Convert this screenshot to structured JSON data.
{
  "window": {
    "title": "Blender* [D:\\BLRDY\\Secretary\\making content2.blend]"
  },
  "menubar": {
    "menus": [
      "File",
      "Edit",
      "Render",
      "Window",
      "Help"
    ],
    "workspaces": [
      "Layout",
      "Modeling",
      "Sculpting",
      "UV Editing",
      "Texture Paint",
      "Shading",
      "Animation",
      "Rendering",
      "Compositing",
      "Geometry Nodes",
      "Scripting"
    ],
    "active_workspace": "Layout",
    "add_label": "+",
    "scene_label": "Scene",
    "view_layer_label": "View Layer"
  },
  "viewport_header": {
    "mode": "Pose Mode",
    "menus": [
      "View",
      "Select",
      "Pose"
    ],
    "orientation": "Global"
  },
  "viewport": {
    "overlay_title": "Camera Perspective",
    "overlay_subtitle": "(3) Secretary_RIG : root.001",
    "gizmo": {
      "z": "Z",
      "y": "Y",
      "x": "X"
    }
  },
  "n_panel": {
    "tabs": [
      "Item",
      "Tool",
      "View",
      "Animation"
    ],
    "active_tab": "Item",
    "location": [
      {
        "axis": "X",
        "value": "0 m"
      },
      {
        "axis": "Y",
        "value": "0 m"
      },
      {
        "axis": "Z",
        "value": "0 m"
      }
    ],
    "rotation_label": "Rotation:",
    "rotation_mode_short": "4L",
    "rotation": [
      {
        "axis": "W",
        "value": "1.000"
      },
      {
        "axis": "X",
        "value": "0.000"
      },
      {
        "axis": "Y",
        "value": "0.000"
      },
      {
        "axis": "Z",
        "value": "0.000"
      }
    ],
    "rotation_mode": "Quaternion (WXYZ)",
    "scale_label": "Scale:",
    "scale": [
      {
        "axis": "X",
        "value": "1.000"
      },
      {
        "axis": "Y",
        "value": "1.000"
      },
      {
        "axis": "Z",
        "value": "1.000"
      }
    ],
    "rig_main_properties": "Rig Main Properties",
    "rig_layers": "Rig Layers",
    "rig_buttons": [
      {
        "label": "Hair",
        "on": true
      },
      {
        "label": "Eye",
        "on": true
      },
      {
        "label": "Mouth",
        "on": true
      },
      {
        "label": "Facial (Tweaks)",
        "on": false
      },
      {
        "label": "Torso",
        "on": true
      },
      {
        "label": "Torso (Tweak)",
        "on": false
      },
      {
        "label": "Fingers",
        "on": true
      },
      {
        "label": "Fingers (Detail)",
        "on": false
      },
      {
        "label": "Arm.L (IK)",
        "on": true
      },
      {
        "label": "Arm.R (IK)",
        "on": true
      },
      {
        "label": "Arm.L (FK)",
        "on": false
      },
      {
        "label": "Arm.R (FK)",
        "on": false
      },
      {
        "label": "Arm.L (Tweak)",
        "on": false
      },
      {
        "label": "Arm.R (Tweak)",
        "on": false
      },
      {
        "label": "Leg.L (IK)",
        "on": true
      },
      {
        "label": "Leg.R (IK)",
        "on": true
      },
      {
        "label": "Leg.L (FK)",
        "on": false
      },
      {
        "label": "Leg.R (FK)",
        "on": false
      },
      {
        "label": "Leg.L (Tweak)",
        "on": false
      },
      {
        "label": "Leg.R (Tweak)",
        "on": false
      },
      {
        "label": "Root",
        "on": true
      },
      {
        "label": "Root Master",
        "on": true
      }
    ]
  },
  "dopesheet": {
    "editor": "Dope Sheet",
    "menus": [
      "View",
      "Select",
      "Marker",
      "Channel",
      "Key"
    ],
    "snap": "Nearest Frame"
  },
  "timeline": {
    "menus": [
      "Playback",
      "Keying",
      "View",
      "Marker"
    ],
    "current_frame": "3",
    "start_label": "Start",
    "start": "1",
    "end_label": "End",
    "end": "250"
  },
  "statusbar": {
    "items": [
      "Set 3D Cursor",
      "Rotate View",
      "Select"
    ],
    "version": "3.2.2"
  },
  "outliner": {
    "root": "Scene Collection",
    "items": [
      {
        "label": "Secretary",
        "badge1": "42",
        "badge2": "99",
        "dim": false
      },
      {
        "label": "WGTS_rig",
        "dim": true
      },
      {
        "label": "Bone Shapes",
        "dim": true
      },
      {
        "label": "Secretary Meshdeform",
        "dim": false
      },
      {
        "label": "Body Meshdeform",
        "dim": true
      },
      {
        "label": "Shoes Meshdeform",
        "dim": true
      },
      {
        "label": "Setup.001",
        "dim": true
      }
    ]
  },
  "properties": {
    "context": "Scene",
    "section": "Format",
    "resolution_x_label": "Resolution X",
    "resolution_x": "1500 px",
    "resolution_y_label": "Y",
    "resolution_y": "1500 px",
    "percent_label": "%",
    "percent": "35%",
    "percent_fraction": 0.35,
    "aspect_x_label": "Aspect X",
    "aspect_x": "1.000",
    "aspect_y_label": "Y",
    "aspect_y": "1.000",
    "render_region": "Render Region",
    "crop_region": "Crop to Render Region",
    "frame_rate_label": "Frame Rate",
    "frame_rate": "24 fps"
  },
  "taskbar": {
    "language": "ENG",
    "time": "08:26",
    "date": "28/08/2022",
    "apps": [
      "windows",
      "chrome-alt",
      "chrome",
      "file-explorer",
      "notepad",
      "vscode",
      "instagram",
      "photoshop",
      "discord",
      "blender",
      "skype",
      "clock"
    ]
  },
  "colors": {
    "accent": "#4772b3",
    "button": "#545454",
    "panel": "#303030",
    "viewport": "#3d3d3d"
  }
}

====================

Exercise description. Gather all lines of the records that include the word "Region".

Written response.
    "render_region": "Render Region",
    "crop_region": "Crop to Render Region",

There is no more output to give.